Preventive maintenance for heating and cooling equipment

By David Turk

In the restaurant and foodservice industry, the easiest and least expensive option in the short term often ends up being inconvenient and more costly in the long run. Whether it’s the headaches associated with unreliable equipment in the kitchen, a disappointing dish made with sub-standard ingredients or a bad customer experience because of poorly trained staff, the consequences to cutting corners are clear.

Putting off preventive maintenance when it comes to heating and cooling equipment is no exception.  Although there may be a marginal benefit—a bit of extra effort avoided and money saved in the short run—the path of least resistance and lowest cost could lead to a very expensive crisis: equipment failure, expensive repairs or the need for complete replacement.

Even if equipment does not fail right away, the slightest variation in temperature or humidity can drive customers away, lower employee productivity, affect service and spoil goods. And when equipment does break down, the real cost is usually incurred in the immediate aftermath, such as having to bring noisy portable heaters or air conditioners into a busy kitchen or dining area.

Almost always, the cost to respond and control a crisis is higher than the final repair and quite a bit higher than the cumulative cost of preventive maintenance.
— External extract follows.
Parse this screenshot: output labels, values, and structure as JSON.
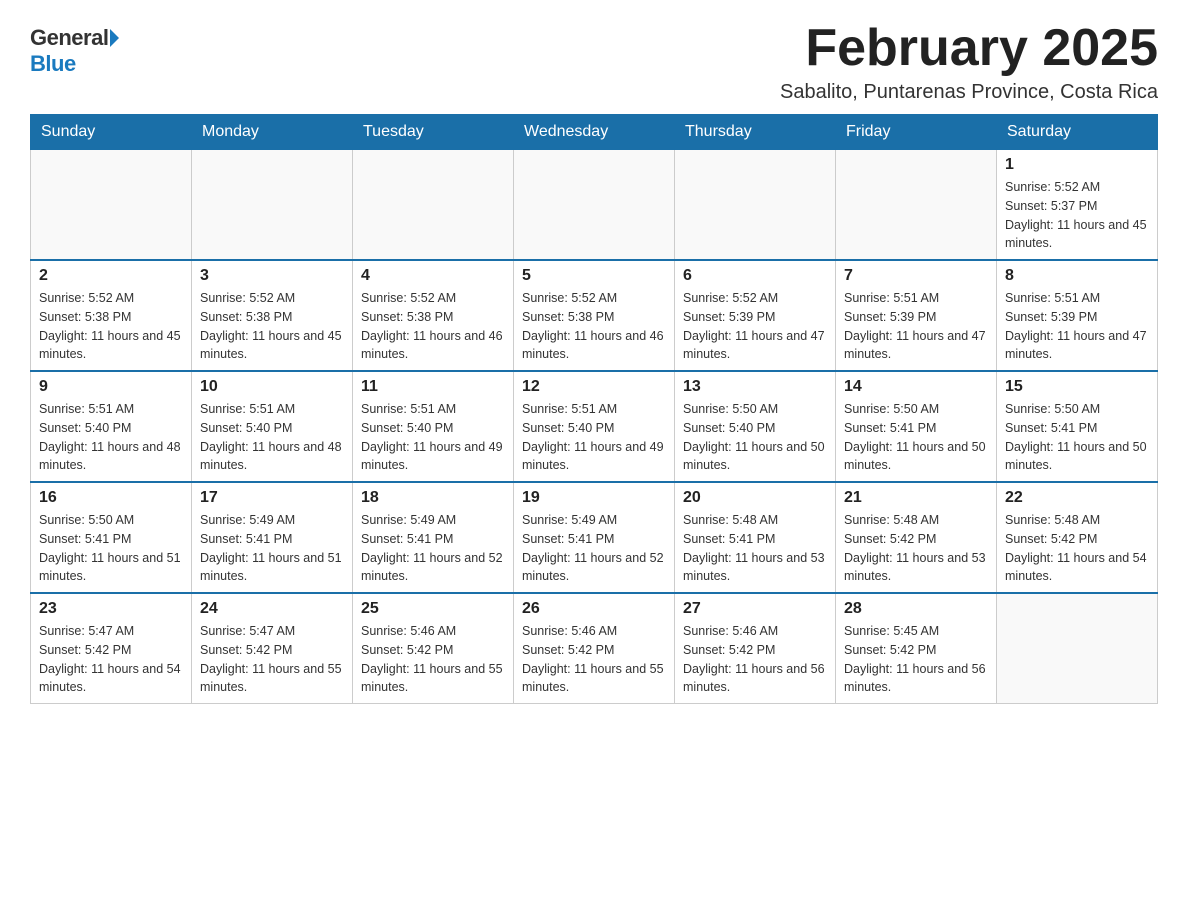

“Preventive maintenance on heating and cooling equipment is an easy way for restaurant owners and operators to ensure stability, predictability and efficiency, not to mention a good way to avoid a crisis that could compromise the guest experience or worse, lead to a shut-down,” says Geoff Atkinson, director of Enercare Commercial Services. “Most people don’t think twice about changing the oil in their cars or rotating their tires. The same common sense principles for car maintenance apply to heating and cooling equipment.”

When properly maintained, heating and cooling equipment operates at maximum efficiency, leading to energy savings, improved air quality and a more consistent experience for guests.
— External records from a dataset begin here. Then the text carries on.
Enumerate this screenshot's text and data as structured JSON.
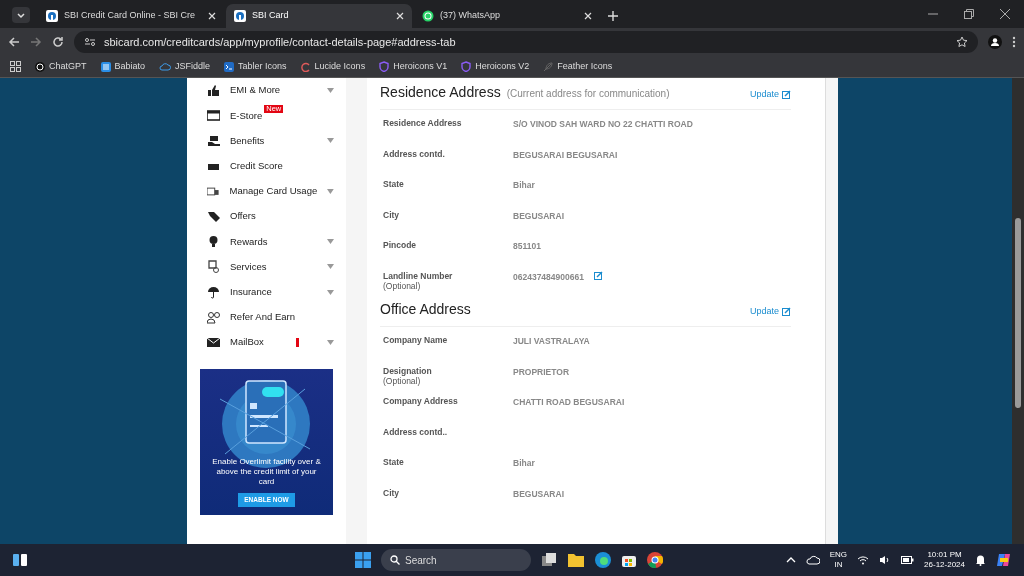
{
  "browser": {
    "tabs": [
      {
        "title": "SBI Credit Card Online - SBI Cre",
        "selected": false
      },
      {
        "title": "SBI Card",
        "selected": true
      },
      {
        "title": "(37) WhatsApp",
        "selected": false
      }
    ],
    "address": "sbicard.com/creditcards/app/myprofile/contact-details-page#address-tab",
    "bookmarks": [
      "ChatGPT",
      "Babiato",
      "JSFiddle",
      "Tabler Icons",
      "Lucide Icons",
      "Heroicons V1",
      "Heroicons V2",
      "Feather Icons"
    ]
  },
  "sidebar": {
    "items": [
      {
        "label": "EMI & More",
        "expandable": true
      },
      {
        "label": "E-Store",
        "expandable": false,
        "badge": "New"
      },
      {
        "label": "Benefits",
        "expandable": true
      },
      {
        "label": "Credit Score",
        "expandable": false
      },
      {
        "label": "Manage Card Usage",
        "expandable": true
      },
      {
        "label": "Offers",
        "expandable": false
      },
      {
        "label": "Rewards",
        "expandable": true
      },
      {
        "label": "Services",
        "expandable": true
      },
      {
        "label": "Insurance",
        "expandable": true
      },
      {
        "label": "Refer And Earn",
        "expandable": false
      },
      {
        "label": "MailBox",
        "expandable": true,
        "alert": true
      }
    ],
    "promo": {
      "text": "Enable Overlimit facility over & above the credit limit of your card",
      "button": "ENABLE NOW"
    }
  },
  "sections": [
    {
      "title": "Residence Address",
      "subtitle": "(Current address for communication)",
      "action": "Update",
      "rows": [
        {
          "label": "Residence Address",
          "value": "S/O VINOD SAH WARD NO 22 CHATTI ROAD"
        },
        {
          "label": "Address contd.",
          "value": "BEGUSARAI BEGUSARAI"
        },
        {
          "label": "State",
          "value": "Bihar"
        },
        {
          "label": "City",
          "value": "BEGUSARAI"
        },
        {
          "label": "Pincode",
          "value": "851101"
        },
        {
          "label": "Landline Number",
          "note": "(Optional)",
          "value": "062437484900661",
          "editable": true
        }
      ]
    },
    {
      "title": "Office Address",
      "action": "Update",
      "rows": [
        {
          "label": "Company Name",
          "value": "JULI VASTRALAYA"
        },
        {
          "label": "Designation",
          "note": "(Optional)",
          "value": "PROPRIETOR"
        },
        {
          "label": "Company Address",
          "value": "CHATTI ROAD BEGUSARAI"
        },
        {
          "label": "Address contd.."
        },
        {
          "label": "State",
          "value": "Bihar"
        },
        {
          "label": "City",
          "value": "BEGUSARAI"
        }
      ]
    }
  ],
  "taskbar": {
    "search": {
      "placeholder": "Search"
    },
    "language": "ENG",
    "region": "IN",
    "time": "10:01 PM",
    "date": "26-12-2024"
  }
}
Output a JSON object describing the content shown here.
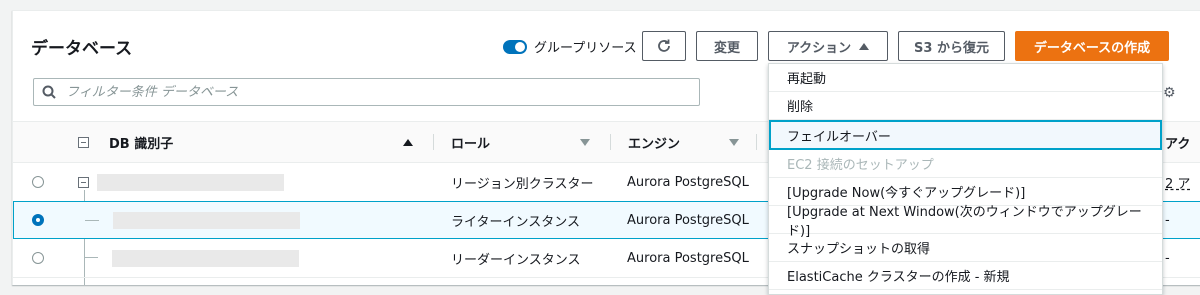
{
  "header": {
    "title": "データベース",
    "group_toggle_label": "グループリソース",
    "modify_label": "変更",
    "actions_label": "アクション",
    "restore_s3_label": "S3 から復元",
    "create_label": "データベースの作成"
  },
  "search": {
    "placeholder": "フィルター条件 データベース"
  },
  "table": {
    "columns": {
      "db_id": "DB 識別子",
      "role": "ロール",
      "engine": "エンジン",
      "next": "アク"
    },
    "rows": [
      {
        "role": "リージョン別クラスター",
        "engine": "Aurora PostgreSQL",
        "trail": "2 ア"
      },
      {
        "role": "ライターインスタンス",
        "engine": "Aurora PostgreSQL",
        "trail": "-"
      },
      {
        "role": "リーダーインスタンス",
        "engine": "Aurora PostgreSQL",
        "trail": "-"
      }
    ]
  },
  "actions_menu": {
    "items": [
      {
        "label": "再起動"
      },
      {
        "label": "削除"
      },
      {
        "label": "フェイルオーバー"
      },
      {
        "label": "EC2 接続のセットアップ"
      },
      {
        "label": "[Upgrade Now(今すぐアップグレード)]"
      },
      {
        "label": "[Upgrade at Next Window(次のウィンドウでアップグレード)]"
      },
      {
        "label": "スナップショットの取得"
      },
      {
        "label": "ElastiCache クラスターの作成 - 新規"
      }
    ]
  },
  "colors": {
    "primary": "#ec7211",
    "accent": "#0073bb",
    "highlight_border": "#00a1c9"
  }
}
What to look for

In the case of equipment for restaurants and comparable buildings, manufacturers suggest monthly visual inspections by the building owner or a designate, and regular scheduled service by a qualified technician. For non-experts, there are two telltale signs that equipment is not operating at peak levels:

  • A lack of hot or cool air in the building, and
  • A spike in energy bills compared to the same month in the previous year.

Both can usually be tied back to the most common maintenance-related issues, even in high-efficiency equipment:

  • Dirty air filter and/or evaporator and condenser coils
  • Refrigerant leaks
  • Blown fuses
  • Electric control failure
  • Thermostat problems

Addressing the issues above leads not only to peace of mind, but also to measurable and immediate increases in efficiency. According to the U.S. Department of Energy and ENERGY STAR websites, performing specific maintenance can lead to an increase in efficiency of up to 15 per cent. Some common maintenance tasks are:

  • Replace dirty filters
  • Clean coils and drain channels
  • Use a fin comb to straighten coil fins
  • Clean debris and leaves from the fan, compressor and condenser
  • Optimize burner efficiency
  • Remove soot from burners
  • Adjust operating sequence

“In my experience, individuals who neglect to perform regular maintenance either don’t appreciate the potential consequences of a crisis or are so strapped for cash that they can only think about the short term,” says Atkinson. “They need to consider how expensive this can get and how an uncomfortable dining experience will affect the reputation of a restaurant and the potential for future business.”

About the author:

David Turk is associate marketing manager at Enercare. Enercare works with industry leading manufacturers to deliver reliable and efficient heating and cooling equipment. For more information visit